Weaknesses and limitations of proposal. Taken at face value, the evidence provided by the authors strongly supports their conclusions. Further, the analysis was comprehensive, considering several discrete frameworks for considering the data and making estimates. Regardless, the analysis was, at its core, an economic evaluation of federal policy designed to protect much more than economic interests. "An important claim by critics is that CBA [cost -- benefit analysis] is a mechanical algorithm that is used to answer questions about what people want -- the result of what Ted Porter describes as 'lust after mechanical objectivity' (Porter, 1995, p. 187)" (Zerbe, 2007, p.7 ).

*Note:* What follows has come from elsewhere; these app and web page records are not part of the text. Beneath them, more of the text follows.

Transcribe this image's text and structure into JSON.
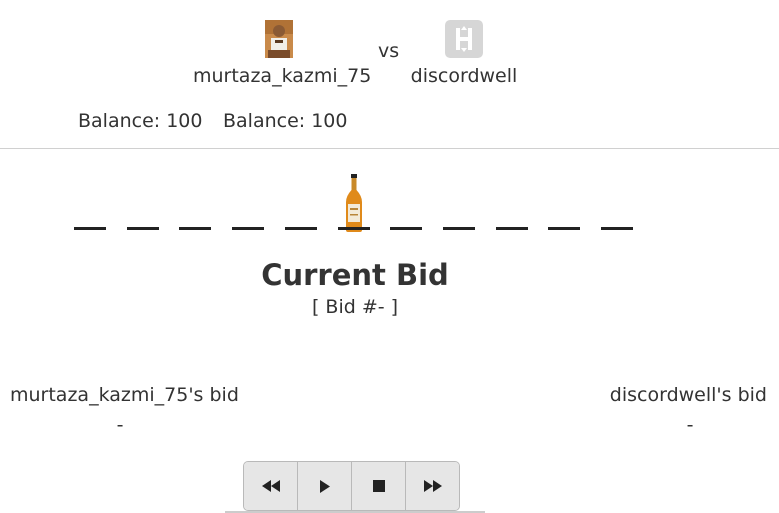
{
  "players": [
    {
      "name": "murtaza_kazmi_75",
      "balance": "Balance: 100",
      "bid_label": "murtaza_kazmi_75's bid",
      "bid_value": "-"
    },
    {
      "name": "discordwell",
      "balance": "Balance: 100",
      "bid_label": "discordwell's bid",
      "bid_value": "-"
    }
  ],
  "versus": "vs",
  "track": {
    "slot_count": 11,
    "bottle_slot": 5,
    "item_icon": "bottle-icon"
  },
  "current_bid": {
    "title": "Current Bid",
    "number": "[ Bid #- ]"
  },
  "controls": [
    {
      "name": "rewind-button",
      "icon": "rewind-icon"
    },
    {
      "name": "play-button",
      "icon": "play-icon"
    },
    {
      "name": "stop-button",
      "icon": "stop-icon"
    },
    {
      "name": "fast-forward-button",
      "icon": "fast-forward-icon"
    }
  ],
  "colors": {
    "bottle_liquid": "#e08a1a",
    "text": "#333333",
    "control_bg": "#e6e6e6"
  }
}
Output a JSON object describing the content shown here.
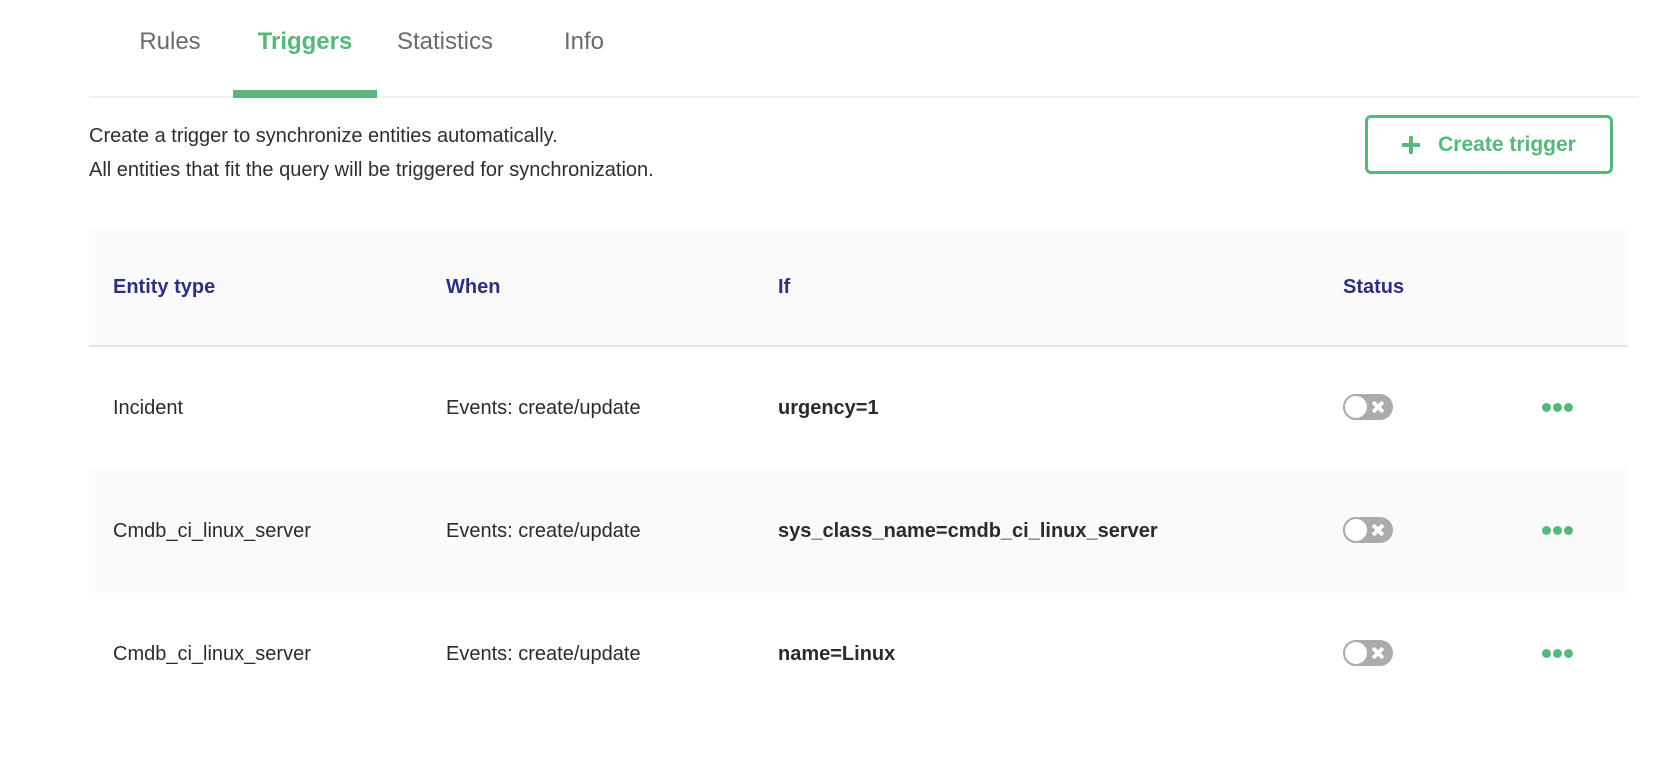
{
  "tabs": [
    {
      "label": "Rules",
      "active": false
    },
    {
      "label": "Triggers",
      "active": true
    },
    {
      "label": "Statistics",
      "active": false
    },
    {
      "label": "Info",
      "active": false
    }
  ],
  "description": {
    "line1": "Create a trigger to synchronize entities automatically.",
    "line2": "All entities that fit the query will be triggered for synchronization."
  },
  "create_button": {
    "label": "Create trigger",
    "icon": "plus-icon"
  },
  "colors": {
    "accent": "#56b87a",
    "header_text": "#2f2f7f",
    "toggle_off": "#ababab"
  },
  "table": {
    "columns": [
      "Entity type",
      "When",
      "If",
      "Status"
    ],
    "rows": [
      {
        "entity_type": "Incident",
        "when": "Events: create/update",
        "if": "urgency=1",
        "status": "off"
      },
      {
        "entity_type": "Cmdb_ci_linux_server",
        "when": "Events: create/update",
        "if": "sys_class_name=cmdb_ci_linux_server",
        "status": "off"
      },
      {
        "entity_type": "Cmdb_ci_linux_server",
        "when": "Events: create/update",
        "if": "name=Linux",
        "status": "off"
      }
    ]
  }
}
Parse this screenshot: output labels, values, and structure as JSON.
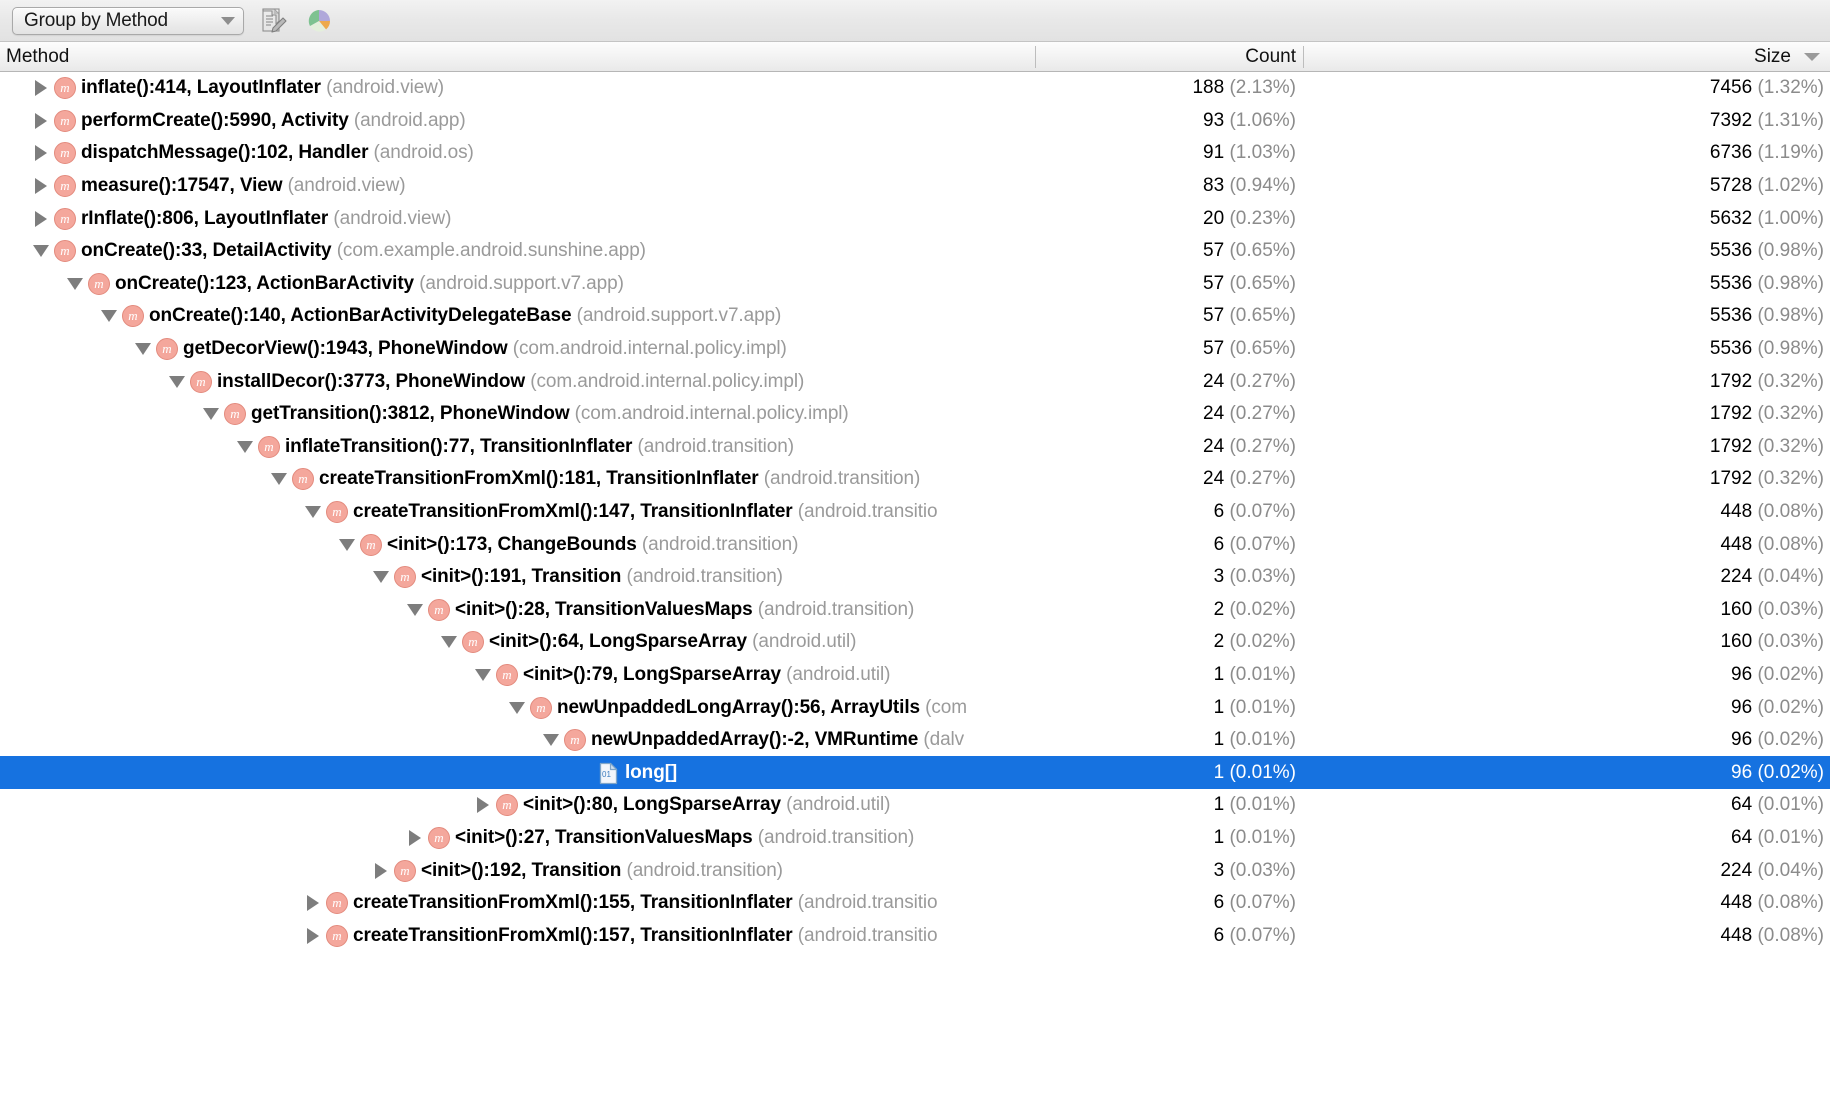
{
  "toolbar": {
    "group_by": {
      "label": "Group by Method",
      "icon": "chevron-down-icon"
    },
    "buttons": [
      {
        "name": "edit-document-button",
        "icon": "document-edit-icon",
        "title": "Edit"
      },
      {
        "name": "pie-chart-button",
        "icon": "pie-chart-icon",
        "title": "Chart"
      }
    ]
  },
  "table": {
    "columns": [
      {
        "key": "method",
        "label": "Method",
        "align": "left",
        "sorted": false
      },
      {
        "key": "count",
        "label": "Count",
        "align": "right",
        "sorted": false
      },
      {
        "key": "size",
        "label": "Size",
        "align": "right",
        "sorted": true,
        "sort_direction": "desc"
      }
    ],
    "rows": [
      {
        "depth": 0,
        "state": "collapsed",
        "icon": "method-icon",
        "method": "inflate():414, LayoutInflater",
        "package": "(android.view)",
        "count": "188",
        "count_pct": "(2.13%)",
        "size": "7456",
        "size_pct": "(1.32%)",
        "selected": false
      },
      {
        "depth": 0,
        "state": "collapsed",
        "icon": "method-icon",
        "method": "performCreate():5990, Activity",
        "package": "(android.app)",
        "count": "93",
        "count_pct": "(1.06%)",
        "size": "7392",
        "size_pct": "(1.31%)",
        "selected": false
      },
      {
        "depth": 0,
        "state": "collapsed",
        "icon": "method-icon",
        "method": "dispatchMessage():102, Handler",
        "package": "(android.os)",
        "count": "91",
        "count_pct": "(1.03%)",
        "size": "6736",
        "size_pct": "(1.19%)",
        "selected": false
      },
      {
        "depth": 0,
        "state": "collapsed",
        "icon": "method-icon",
        "method": "measure():17547, View",
        "package": "(android.view)",
        "count": "83",
        "count_pct": "(0.94%)",
        "size": "5728",
        "size_pct": "(1.02%)",
        "selected": false
      },
      {
        "depth": 0,
        "state": "collapsed",
        "icon": "method-icon",
        "method": "rInflate():806, LayoutInflater",
        "package": "(android.view)",
        "count": "20",
        "count_pct": "(0.23%)",
        "size": "5632",
        "size_pct": "(1.00%)",
        "selected": false
      },
      {
        "depth": 0,
        "state": "expanded",
        "icon": "method-icon",
        "method": "onCreate():33, DetailActivity",
        "package": "(com.example.android.sunshine.app)",
        "count": "57",
        "count_pct": "(0.65%)",
        "size": "5536",
        "size_pct": "(0.98%)",
        "selected": false
      },
      {
        "depth": 1,
        "state": "expanded",
        "icon": "method-icon",
        "method": "onCreate():123, ActionBarActivity",
        "package": "(android.support.v7.app)",
        "count": "57",
        "count_pct": "(0.65%)",
        "size": "5536",
        "size_pct": "(0.98%)",
        "selected": false
      },
      {
        "depth": 2,
        "state": "expanded",
        "icon": "method-icon",
        "method": "onCreate():140, ActionBarActivityDelegateBase",
        "package": "(android.support.v7.app)",
        "count": "57",
        "count_pct": "(0.65%)",
        "size": "5536",
        "size_pct": "(0.98%)",
        "selected": false
      },
      {
        "depth": 3,
        "state": "expanded",
        "icon": "method-icon",
        "method": "getDecorView():1943, PhoneWindow",
        "package": "(com.android.internal.policy.impl)",
        "count": "57",
        "count_pct": "(0.65%)",
        "size": "5536",
        "size_pct": "(0.98%)",
        "selected": false
      },
      {
        "depth": 4,
        "state": "expanded",
        "icon": "method-icon",
        "method": "installDecor():3773, PhoneWindow",
        "package": "(com.android.internal.policy.impl)",
        "count": "24",
        "count_pct": "(0.27%)",
        "size": "1792",
        "size_pct": "(0.32%)",
        "selected": false
      },
      {
        "depth": 5,
        "state": "expanded",
        "icon": "method-icon",
        "method": "getTransition():3812, PhoneWindow",
        "package": "(com.android.internal.policy.impl)",
        "count": "24",
        "count_pct": "(0.27%)",
        "size": "1792",
        "size_pct": "(0.32%)",
        "selected": false
      },
      {
        "depth": 6,
        "state": "expanded",
        "icon": "method-icon",
        "method": "inflateTransition():77, TransitionInflater",
        "package": "(android.transition)",
        "count": "24",
        "count_pct": "(0.27%)",
        "size": "1792",
        "size_pct": "(0.32%)",
        "selected": false
      },
      {
        "depth": 7,
        "state": "expanded",
        "icon": "method-icon",
        "method": "createTransitionFromXml():181, TransitionInflater",
        "package": "(android.transition)",
        "count": "24",
        "count_pct": "(0.27%)",
        "size": "1792",
        "size_pct": "(0.32%)",
        "selected": false
      },
      {
        "depth": 8,
        "state": "expanded",
        "icon": "method-icon",
        "method": "createTransitionFromXml():147, TransitionInflater",
        "package": "(android.transitio",
        "count": "6",
        "count_pct": "(0.07%)",
        "size": "448",
        "size_pct": "(0.08%)",
        "selected": false
      },
      {
        "depth": 9,
        "state": "expanded",
        "icon": "method-icon",
        "method": "<init>():173, ChangeBounds",
        "package": "(android.transition)",
        "count": "6",
        "count_pct": "(0.07%)",
        "size": "448",
        "size_pct": "(0.08%)",
        "selected": false
      },
      {
        "depth": 10,
        "state": "expanded",
        "icon": "method-icon",
        "method": "<init>():191, Transition",
        "package": "(android.transition)",
        "count": "3",
        "count_pct": "(0.03%)",
        "size": "224",
        "size_pct": "(0.04%)",
        "selected": false
      },
      {
        "depth": 11,
        "state": "expanded",
        "icon": "method-icon",
        "method": "<init>():28, TransitionValuesMaps",
        "package": "(android.transition)",
        "count": "2",
        "count_pct": "(0.02%)",
        "size": "160",
        "size_pct": "(0.03%)",
        "selected": false
      },
      {
        "depth": 12,
        "state": "expanded",
        "icon": "method-icon",
        "method": "<init>():64, LongSparseArray",
        "package": "(android.util)",
        "count": "2",
        "count_pct": "(0.02%)",
        "size": "160",
        "size_pct": "(0.03%)",
        "selected": false
      },
      {
        "depth": 13,
        "state": "expanded",
        "icon": "method-icon",
        "method": "<init>():79, LongSparseArray",
        "package": "(android.util)",
        "count": "1",
        "count_pct": "(0.01%)",
        "size": "96",
        "size_pct": "(0.02%)",
        "selected": false
      },
      {
        "depth": 14,
        "state": "expanded",
        "icon": "method-icon",
        "method": "newUnpaddedLongArray():56, ArrayUtils",
        "package": "(com",
        "count": "1",
        "count_pct": "(0.01%)",
        "size": "96",
        "size_pct": "(0.02%)",
        "selected": false
      },
      {
        "depth": 15,
        "state": "expanded",
        "icon": "method-icon",
        "method": "newUnpaddedArray():-2, VMRuntime",
        "package": "(dalv",
        "count": "1",
        "count_pct": "(0.01%)",
        "size": "96",
        "size_pct": "(0.02%)",
        "selected": false
      },
      {
        "depth": 16,
        "state": "leaf",
        "icon": "binary-file-icon",
        "method": "long[]",
        "package": "",
        "count": "1",
        "count_pct": "(0.01%)",
        "size": "96",
        "size_pct": "(0.02%)",
        "selected": true
      },
      {
        "depth": 13,
        "state": "collapsed",
        "icon": "method-icon",
        "method": "<init>():80, LongSparseArray",
        "package": "(android.util)",
        "count": "1",
        "count_pct": "(0.01%)",
        "size": "64",
        "size_pct": "(0.01%)",
        "selected": false
      },
      {
        "depth": 11,
        "state": "collapsed",
        "icon": "method-icon",
        "method": "<init>():27, TransitionValuesMaps",
        "package": "(android.transition)",
        "count": "1",
        "count_pct": "(0.01%)",
        "size": "64",
        "size_pct": "(0.01%)",
        "selected": false
      },
      {
        "depth": 10,
        "state": "collapsed",
        "icon": "method-icon",
        "method": "<init>():192, Transition",
        "package": "(android.transition)",
        "count": "3",
        "count_pct": "(0.03%)",
        "size": "224",
        "size_pct": "(0.04%)",
        "selected": false
      },
      {
        "depth": 8,
        "state": "collapsed",
        "icon": "method-icon",
        "method": "createTransitionFromXml():155, TransitionInflater",
        "package": "(android.transitio",
        "count": "6",
        "count_pct": "(0.07%)",
        "size": "448",
        "size_pct": "(0.08%)",
        "selected": false
      },
      {
        "depth": 8,
        "state": "collapsed",
        "icon": "method-icon",
        "method": "createTransitionFromXml():157, TransitionInflater",
        "package": "(android.transitio",
        "count": "6",
        "count_pct": "(0.07%)",
        "size": "448",
        "size_pct": "(0.08%)",
        "selected": false
      }
    ]
  },
  "colors": {
    "selection": "#1672e0",
    "method_icon": "#f4a79c",
    "package_text": "#9a9a9a",
    "header_text": "#111111"
  }
}
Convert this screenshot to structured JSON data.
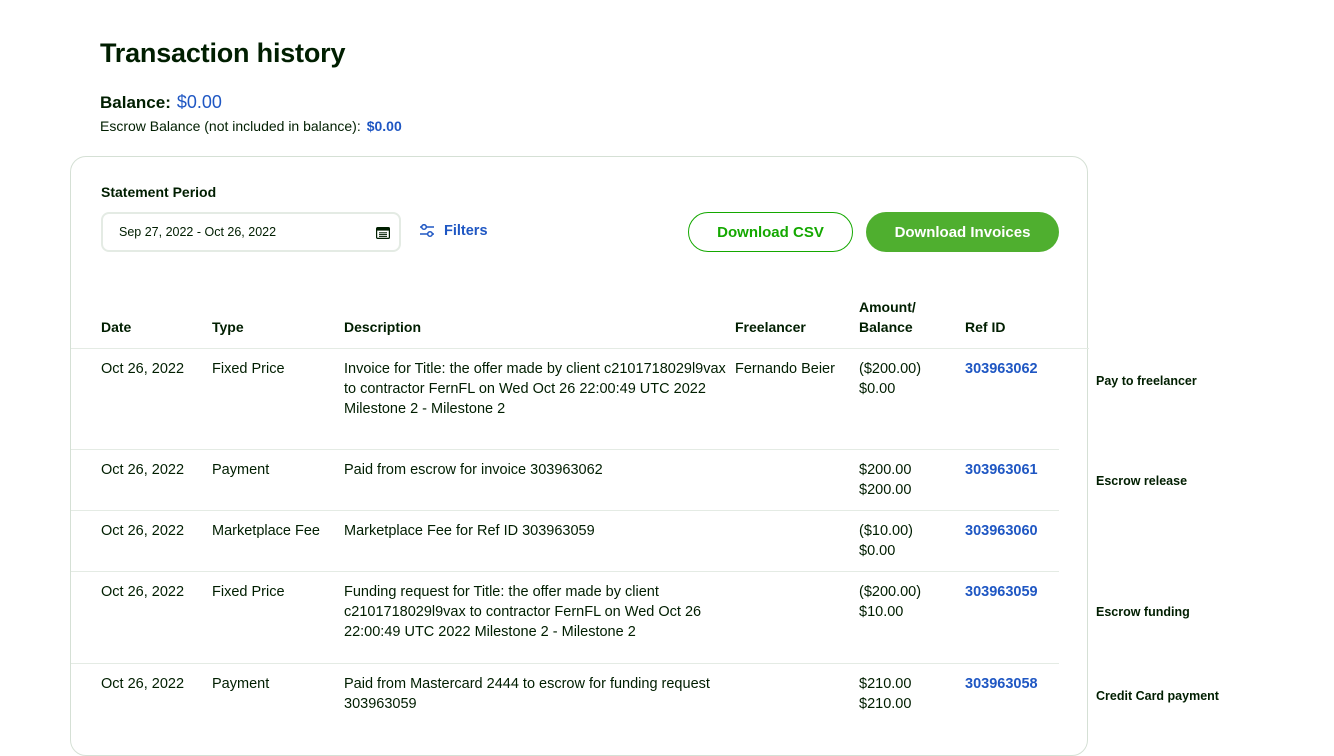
{
  "page_title": "Transaction history",
  "balance": {
    "label": "Balance:",
    "value": "$0.00"
  },
  "escrow": {
    "label": "Escrow Balance (not included in balance):",
    "value": "$0.00"
  },
  "statement": {
    "label": "Statement Period",
    "date_range": "Sep 27, 2022 - Oct 26, 2022",
    "filters_label": "Filters",
    "download_csv": "Download CSV",
    "download_invoices": "Download Invoices"
  },
  "table": {
    "headers": {
      "date": "Date",
      "type": "Type",
      "description": "Description",
      "freelancer": "Freelancer",
      "amount_1": "Amount/",
      "amount_2": "Balance",
      "ref": "Ref ID"
    },
    "rows": [
      {
        "date": "Oct 26, 2022",
        "type": "Fixed Price",
        "desc": [
          "Invoice for Title: the offer made by client c2101718029l9vax",
          "to contractor FernFL on Wed Oct 26 22:00:49 UTC 2022",
          "Milestone 2 -  Milestone 2"
        ],
        "freelancer": "Fernando Beier",
        "amount": "($200.00)",
        "balance": "$0.00",
        "ref": "303963062",
        "note": "Pay to freelancer"
      },
      {
        "date": "Oct 26, 2022",
        "type": "Payment",
        "desc": [
          "Paid from escrow for invoice 303963062"
        ],
        "freelancer": "",
        "amount": "$200.00",
        "balance": "$200.00",
        "ref": "303963061",
        "note": "Escrow release"
      },
      {
        "date": "Oct 26, 2022",
        "type": "Marketplace Fee",
        "desc": [
          "Marketplace Fee for Ref ID 303963059"
        ],
        "freelancer": "",
        "amount": "($10.00)",
        "balance": "$0.00",
        "ref": "303963060",
        "note": ""
      },
      {
        "date": "Oct 26, 2022",
        "type": "Fixed Price",
        "desc": [
          "Funding request for Title: the offer made by client",
          "c2101718029l9vax to contractor FernFL on Wed Oct 26",
          "22:00:49 UTC 2022  Milestone 2 -  Milestone 2"
        ],
        "freelancer": "",
        "amount": "($200.00)",
        "balance": "$10.00",
        "ref": "303963059",
        "note": "Escrow funding"
      },
      {
        "date": "Oct 26, 2022",
        "type": "Payment",
        "desc": [
          "Paid from Mastercard 2444 to escrow for funding request",
          "303963059"
        ],
        "freelancer": "",
        "amount": "$210.00",
        "balance": "$210.00",
        "ref": "303963058",
        "note": "Credit Card payment"
      }
    ]
  },
  "colors": {
    "accent_green": "#14a800",
    "button_green": "#4faf2f",
    "link_blue": "#1f57c3",
    "text": "#001e00"
  }
}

That the cost-benefit analysis was suggested for an assessment of the effectiveness of the homeland security measures and programs is not surprising, given its historical basis in the evolution of federal program evaluation. It should be noted that policy analysis, a field that includes the study of the implementation of policy, extends far beyond cost-benefit analysis, and often takes a very different tack than what the authors have presented in their article. A discussion of the evolution the cost-benefit analysis tool follows.
Evolution and application of cost-benefit analysis. In order to consider the appropriateness of the application of cost-benefit analysis, it is important to understand the evolution of the construct and the application of the construct. Early application of cost-benefit analysis took place in programmatic environments in which substantive variables were measurable. In fact, it was a French engineer named Jules Dupuit who first wrote about economic accounting in 1848. But the…